→ Material shown:
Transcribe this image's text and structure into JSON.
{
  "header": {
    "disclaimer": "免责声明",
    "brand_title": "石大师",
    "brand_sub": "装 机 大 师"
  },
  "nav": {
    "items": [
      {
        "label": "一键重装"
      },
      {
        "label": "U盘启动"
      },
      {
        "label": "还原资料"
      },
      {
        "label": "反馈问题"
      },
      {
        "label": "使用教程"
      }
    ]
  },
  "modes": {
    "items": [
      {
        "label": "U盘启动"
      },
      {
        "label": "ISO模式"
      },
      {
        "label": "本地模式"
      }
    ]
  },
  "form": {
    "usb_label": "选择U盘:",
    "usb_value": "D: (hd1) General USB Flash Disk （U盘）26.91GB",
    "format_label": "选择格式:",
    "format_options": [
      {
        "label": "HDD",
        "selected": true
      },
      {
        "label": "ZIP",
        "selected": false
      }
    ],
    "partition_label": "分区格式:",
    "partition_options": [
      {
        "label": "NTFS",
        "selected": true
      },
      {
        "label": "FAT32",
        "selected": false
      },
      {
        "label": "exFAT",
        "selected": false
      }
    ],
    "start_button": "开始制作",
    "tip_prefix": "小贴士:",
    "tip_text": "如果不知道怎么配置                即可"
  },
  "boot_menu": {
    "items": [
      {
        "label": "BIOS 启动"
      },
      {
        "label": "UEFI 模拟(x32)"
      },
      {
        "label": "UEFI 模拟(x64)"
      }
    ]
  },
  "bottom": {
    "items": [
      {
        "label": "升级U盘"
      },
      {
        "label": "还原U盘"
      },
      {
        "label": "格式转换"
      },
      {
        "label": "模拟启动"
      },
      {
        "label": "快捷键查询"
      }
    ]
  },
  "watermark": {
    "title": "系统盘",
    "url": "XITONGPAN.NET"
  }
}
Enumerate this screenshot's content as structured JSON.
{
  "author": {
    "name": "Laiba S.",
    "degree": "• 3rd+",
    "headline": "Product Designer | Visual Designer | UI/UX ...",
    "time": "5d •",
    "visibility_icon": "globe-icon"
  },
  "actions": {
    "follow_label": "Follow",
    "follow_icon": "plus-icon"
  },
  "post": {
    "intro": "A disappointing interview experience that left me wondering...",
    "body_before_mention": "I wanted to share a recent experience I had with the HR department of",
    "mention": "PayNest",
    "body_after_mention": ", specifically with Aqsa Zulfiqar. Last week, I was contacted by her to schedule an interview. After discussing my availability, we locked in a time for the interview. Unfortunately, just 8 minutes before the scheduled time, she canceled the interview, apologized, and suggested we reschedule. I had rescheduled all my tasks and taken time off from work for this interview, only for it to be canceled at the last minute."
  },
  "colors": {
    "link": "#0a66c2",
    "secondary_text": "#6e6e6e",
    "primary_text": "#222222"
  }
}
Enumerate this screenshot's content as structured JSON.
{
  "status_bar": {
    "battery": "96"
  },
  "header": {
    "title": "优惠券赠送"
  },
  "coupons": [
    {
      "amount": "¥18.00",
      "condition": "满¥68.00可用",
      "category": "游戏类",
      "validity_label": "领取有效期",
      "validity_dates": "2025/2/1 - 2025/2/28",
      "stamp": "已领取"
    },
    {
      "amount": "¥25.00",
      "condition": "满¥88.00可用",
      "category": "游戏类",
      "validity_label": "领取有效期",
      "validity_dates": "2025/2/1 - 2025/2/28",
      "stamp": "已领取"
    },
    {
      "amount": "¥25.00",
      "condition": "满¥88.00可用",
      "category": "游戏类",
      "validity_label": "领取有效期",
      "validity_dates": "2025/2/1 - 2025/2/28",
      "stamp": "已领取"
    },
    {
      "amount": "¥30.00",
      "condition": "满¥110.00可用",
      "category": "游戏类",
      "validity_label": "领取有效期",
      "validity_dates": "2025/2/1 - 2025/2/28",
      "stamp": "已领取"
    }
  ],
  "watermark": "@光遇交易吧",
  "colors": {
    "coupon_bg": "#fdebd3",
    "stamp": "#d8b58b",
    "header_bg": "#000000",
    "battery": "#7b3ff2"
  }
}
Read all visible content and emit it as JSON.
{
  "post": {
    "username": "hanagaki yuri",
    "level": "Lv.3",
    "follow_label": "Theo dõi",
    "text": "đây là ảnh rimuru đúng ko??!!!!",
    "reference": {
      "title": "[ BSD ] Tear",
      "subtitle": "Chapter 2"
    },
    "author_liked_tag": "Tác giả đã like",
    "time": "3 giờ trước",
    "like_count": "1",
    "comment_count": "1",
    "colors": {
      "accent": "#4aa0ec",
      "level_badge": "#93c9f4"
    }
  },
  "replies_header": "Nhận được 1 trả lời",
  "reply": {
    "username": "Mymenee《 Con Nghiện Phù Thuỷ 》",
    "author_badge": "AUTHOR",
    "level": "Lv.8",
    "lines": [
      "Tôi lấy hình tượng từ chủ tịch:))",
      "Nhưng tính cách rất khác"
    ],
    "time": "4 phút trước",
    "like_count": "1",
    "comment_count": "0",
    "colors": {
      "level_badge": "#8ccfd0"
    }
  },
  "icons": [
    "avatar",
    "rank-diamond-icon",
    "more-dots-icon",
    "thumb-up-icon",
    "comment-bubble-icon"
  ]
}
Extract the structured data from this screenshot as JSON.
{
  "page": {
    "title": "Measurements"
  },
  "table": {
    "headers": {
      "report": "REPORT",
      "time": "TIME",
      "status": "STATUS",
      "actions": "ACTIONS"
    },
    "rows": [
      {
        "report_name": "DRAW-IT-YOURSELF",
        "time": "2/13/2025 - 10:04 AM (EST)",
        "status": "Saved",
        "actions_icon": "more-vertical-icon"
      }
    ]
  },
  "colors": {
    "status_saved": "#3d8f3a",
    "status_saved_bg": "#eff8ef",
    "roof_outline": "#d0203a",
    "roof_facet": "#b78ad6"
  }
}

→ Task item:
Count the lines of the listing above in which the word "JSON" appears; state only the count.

→ Expected answer:
5